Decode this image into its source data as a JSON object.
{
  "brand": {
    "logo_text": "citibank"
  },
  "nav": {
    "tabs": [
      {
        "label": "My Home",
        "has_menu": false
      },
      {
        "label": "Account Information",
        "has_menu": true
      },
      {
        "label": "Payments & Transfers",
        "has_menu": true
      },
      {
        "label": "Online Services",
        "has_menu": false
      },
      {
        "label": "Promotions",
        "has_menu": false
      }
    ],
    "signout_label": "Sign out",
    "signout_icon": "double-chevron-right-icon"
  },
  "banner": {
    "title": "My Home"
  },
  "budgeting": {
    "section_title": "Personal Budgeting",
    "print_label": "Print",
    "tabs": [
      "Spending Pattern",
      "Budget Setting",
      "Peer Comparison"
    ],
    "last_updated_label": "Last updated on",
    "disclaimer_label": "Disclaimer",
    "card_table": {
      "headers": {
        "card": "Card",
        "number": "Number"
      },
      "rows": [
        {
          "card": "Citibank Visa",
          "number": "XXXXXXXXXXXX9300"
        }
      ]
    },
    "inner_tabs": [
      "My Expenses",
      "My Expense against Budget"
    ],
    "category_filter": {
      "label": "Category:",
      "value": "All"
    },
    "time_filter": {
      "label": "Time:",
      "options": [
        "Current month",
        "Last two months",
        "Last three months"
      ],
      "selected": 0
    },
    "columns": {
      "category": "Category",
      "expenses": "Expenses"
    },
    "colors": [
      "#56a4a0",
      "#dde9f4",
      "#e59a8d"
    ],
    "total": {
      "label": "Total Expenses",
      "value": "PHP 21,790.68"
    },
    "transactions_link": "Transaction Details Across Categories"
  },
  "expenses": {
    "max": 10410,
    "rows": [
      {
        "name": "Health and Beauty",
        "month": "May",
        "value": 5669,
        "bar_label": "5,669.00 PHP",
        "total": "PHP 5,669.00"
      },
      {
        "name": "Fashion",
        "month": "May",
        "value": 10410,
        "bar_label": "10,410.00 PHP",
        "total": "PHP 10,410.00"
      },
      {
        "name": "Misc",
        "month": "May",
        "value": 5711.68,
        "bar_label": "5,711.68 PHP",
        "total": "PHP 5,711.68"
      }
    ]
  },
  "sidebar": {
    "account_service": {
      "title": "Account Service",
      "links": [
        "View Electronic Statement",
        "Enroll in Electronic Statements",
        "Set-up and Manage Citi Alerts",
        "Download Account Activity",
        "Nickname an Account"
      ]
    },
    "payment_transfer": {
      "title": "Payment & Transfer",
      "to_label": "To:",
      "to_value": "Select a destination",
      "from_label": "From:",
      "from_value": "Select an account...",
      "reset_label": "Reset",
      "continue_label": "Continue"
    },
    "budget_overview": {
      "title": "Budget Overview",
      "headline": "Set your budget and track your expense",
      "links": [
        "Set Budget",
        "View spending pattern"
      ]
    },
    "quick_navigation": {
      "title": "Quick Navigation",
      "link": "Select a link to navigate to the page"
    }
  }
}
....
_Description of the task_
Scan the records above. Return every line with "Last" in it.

_Written answer_
    "last_updated_label": "Last updated on",
        "Last two months",
        "Last three months"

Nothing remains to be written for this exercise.